Assignment = Count every line in the entries that contains "data". Report that count alone.

Extracted material =
_ _ _ _ _
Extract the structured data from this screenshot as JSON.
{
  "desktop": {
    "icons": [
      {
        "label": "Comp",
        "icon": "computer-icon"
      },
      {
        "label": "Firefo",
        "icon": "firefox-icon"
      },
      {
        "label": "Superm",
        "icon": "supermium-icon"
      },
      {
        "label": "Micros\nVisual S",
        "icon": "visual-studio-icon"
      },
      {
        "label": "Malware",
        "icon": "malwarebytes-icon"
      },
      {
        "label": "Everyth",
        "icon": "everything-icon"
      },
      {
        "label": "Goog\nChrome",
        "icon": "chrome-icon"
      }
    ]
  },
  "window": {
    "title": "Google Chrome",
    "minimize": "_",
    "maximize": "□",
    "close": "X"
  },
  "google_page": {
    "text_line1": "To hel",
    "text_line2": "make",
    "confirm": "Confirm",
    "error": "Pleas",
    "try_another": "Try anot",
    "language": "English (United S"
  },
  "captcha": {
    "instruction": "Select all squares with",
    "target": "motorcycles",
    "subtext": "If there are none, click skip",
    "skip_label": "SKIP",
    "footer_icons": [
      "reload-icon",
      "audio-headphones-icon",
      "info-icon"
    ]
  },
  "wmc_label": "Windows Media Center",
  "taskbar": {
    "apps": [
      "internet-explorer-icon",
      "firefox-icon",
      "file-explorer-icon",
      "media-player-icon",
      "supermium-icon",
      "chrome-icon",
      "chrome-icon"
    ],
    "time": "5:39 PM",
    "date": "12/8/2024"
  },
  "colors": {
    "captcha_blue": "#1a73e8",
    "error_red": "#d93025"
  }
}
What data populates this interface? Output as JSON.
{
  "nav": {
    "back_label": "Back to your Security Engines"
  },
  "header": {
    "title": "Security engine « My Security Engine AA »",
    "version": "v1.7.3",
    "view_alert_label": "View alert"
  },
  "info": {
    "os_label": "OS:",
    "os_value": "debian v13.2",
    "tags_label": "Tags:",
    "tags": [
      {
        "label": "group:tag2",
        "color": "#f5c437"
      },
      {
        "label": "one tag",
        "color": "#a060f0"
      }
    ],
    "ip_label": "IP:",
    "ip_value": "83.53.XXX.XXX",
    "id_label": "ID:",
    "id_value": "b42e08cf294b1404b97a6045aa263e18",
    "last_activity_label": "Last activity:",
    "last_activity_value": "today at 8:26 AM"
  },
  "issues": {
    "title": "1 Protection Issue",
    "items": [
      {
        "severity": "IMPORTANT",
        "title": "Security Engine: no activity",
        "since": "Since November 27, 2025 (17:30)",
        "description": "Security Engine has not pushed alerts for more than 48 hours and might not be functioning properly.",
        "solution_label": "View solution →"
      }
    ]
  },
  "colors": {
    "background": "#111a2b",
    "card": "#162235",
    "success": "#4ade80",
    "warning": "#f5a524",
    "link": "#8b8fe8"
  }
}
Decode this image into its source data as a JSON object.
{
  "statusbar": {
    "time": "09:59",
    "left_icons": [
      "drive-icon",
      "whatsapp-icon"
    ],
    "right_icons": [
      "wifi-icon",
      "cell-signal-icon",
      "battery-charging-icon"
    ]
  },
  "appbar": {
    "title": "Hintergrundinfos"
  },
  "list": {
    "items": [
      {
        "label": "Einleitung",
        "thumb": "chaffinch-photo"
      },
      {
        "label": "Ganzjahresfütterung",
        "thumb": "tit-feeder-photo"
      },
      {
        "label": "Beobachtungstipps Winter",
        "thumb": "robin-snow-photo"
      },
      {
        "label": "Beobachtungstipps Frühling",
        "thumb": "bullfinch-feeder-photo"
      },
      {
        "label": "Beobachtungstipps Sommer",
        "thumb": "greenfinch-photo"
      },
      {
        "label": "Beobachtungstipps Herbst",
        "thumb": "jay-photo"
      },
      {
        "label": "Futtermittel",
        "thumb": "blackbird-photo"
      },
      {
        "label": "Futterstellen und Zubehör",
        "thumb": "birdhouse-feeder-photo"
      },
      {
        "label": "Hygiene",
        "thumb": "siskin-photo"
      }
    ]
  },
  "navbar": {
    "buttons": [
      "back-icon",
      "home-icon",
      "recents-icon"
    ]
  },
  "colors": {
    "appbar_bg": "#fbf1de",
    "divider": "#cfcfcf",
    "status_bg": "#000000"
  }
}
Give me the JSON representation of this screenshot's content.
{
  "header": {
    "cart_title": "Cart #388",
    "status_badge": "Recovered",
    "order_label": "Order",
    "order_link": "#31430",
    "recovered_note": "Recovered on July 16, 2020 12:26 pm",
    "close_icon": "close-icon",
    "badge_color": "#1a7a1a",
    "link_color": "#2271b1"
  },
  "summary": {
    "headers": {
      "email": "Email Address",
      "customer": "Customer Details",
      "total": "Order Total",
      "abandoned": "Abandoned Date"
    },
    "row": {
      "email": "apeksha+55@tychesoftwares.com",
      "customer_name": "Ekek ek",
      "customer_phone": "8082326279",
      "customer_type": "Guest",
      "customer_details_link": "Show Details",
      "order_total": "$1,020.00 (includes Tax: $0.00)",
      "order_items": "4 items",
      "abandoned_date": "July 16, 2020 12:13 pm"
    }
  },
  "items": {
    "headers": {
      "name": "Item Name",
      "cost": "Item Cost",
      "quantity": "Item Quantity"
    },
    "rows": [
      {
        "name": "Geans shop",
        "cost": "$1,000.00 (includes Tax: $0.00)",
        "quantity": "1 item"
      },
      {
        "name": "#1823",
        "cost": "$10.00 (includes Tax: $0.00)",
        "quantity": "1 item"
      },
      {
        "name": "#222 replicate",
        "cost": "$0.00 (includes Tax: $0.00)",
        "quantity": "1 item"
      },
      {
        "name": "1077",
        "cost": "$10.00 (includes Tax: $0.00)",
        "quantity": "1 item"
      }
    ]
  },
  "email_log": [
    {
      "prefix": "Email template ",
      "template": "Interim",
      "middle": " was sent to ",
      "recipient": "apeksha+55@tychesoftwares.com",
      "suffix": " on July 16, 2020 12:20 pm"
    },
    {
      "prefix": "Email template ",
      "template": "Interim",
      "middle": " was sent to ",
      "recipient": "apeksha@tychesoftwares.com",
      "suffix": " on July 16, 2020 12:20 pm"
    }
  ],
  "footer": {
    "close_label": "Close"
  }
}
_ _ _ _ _
Worked solution = 3